From Harlem to the Moon: What Aretha Franklin meant to America
- 44 Grammy nominations
- 18 Grammy awards
- 112 charted Billboard singles
- 77 Hot 100 entries
- 17 top-ten pop singles
- 100 R&B entries
- 20 #1 R&B singles
- 75 million records sold worldwide
- 1987 induction into the Rock and Roll Hall of Fame — the first woman to do so
- 2005 induction to the UK Music Hall of Fame — only the second woman up to that point
- 2012 induction into the GMA Gospel Music Hall of Fame
- Cover of Time magazine, June, 1968
- Received Hollywood Walk Of Fame star in 1979 10 honorary degrees
These are just some of the accomplishments of the singer, who died August 16 at age 76 of pancreatic cancer.
US President Barack Obama fist bumps with singer Aretha Franklin who sung during a farewell ceremony for Attorney General Eric Holder at the Justice Department February 27, 2015 in Washington, DC. (Photo by Mark Wilson/Getty Images)
Her parents split when she was seven years old, her mother dying of a heart attack when she was 10. It was soon after that Franklin began to play piano by ear, almost as if she turned that grief into something that transcended.
Beginning with gospel songs, she started to make a name for herself. This brought her to California with her father, and a fateful meeting with Sam Cooke.
When she turned 18, she told her father that she wanted to follow in Cooke’s footsteps, and moved to New York to begin charting her success in the music industry.
The words ‘Aretha Makes Me Feel Like A Natural Woman’ are seen at the stairwell leading to the Franklin Street subway station in New York on August 16, 2018. – ‘Queen of Soul’ Aretha Franklin passed away August 16, 2018 in Detroit at the age of 76. (Photo by Angela Weiss / AFP/ Getty Images)
Memorable and meaningful moments in her life were plenty. She toured with Dr. Martin Luther King, Jr. and sang at his funeral; offered to post bail for African American political activist Angela Davis when she was arrested, citing, “I know you got to disturb the peace when you can’t get no peace,”; she sang ‘My Country, ’Tis of Thee’ at Barack Obama’s first inauguration

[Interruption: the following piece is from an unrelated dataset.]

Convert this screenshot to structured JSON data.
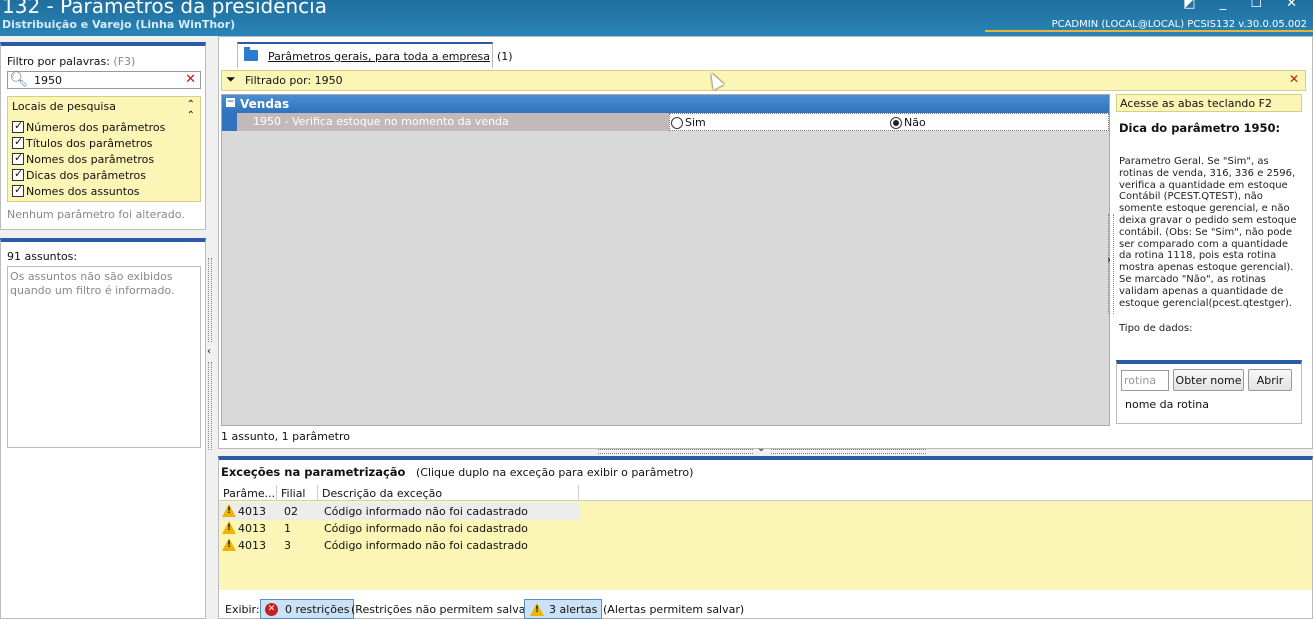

There’s so much more about her, and her life, that has been recounted and told in the form of stories, that there’s no way to do it all justice.
So here are some of the quotes on Twitter from various people and organizations in recognition of who she was:
We’re very sad to hear about the #QueenofSoul passing. Rock Steady Aretha.
From your steady rock out in space. pic.twitter.com/1rbBRlRUW7
— NASA Moon (@NASAMoon) August 16, 2018
#CorettaScottKing with the #QueenOfSoul. #ArethaFranklin pic.twitter.com/VinGBi00R0
— The King Center (@TheKingCenter) August 17, 2018
ROCK. STEADY!! Honoring #ApolloLegend Aretha Franklin and paying R-E-S-P-E-C-T to the #QueenOfSoul in the way only #Harlem can! pic.twitter.com/LR8CIppHUx
— Apollo Theater (@ApolloTheater) August 16, 2018
Aretha Franklin is the reason why I sing from that part deep inside of me that few could ever reach. She was my favorite and will always be. What a gift she has left all of us with her musical footprints. There will never be another like her. She was truly special. #QueenOfSoul — Kelly Clarkson (@kelly_clarkson) August 16, 2018
Finally, there is the time, in 2015, when she sang, 'A Natural Woman' at the Kennedy Center in celebration of Carole King’s official medal from the White House. Barack Obama himself commented on it later. You can see him wiping a tear from his eye early on in the below clip.
"American history wells up when Aretha sings," President Obama explained. "Nobody embodies more fully the connection between the African-American spiritual, the blues, R&B, rock and roll—the way that hardship and sorrow were transformed into something full of beauty and vitality and hope.”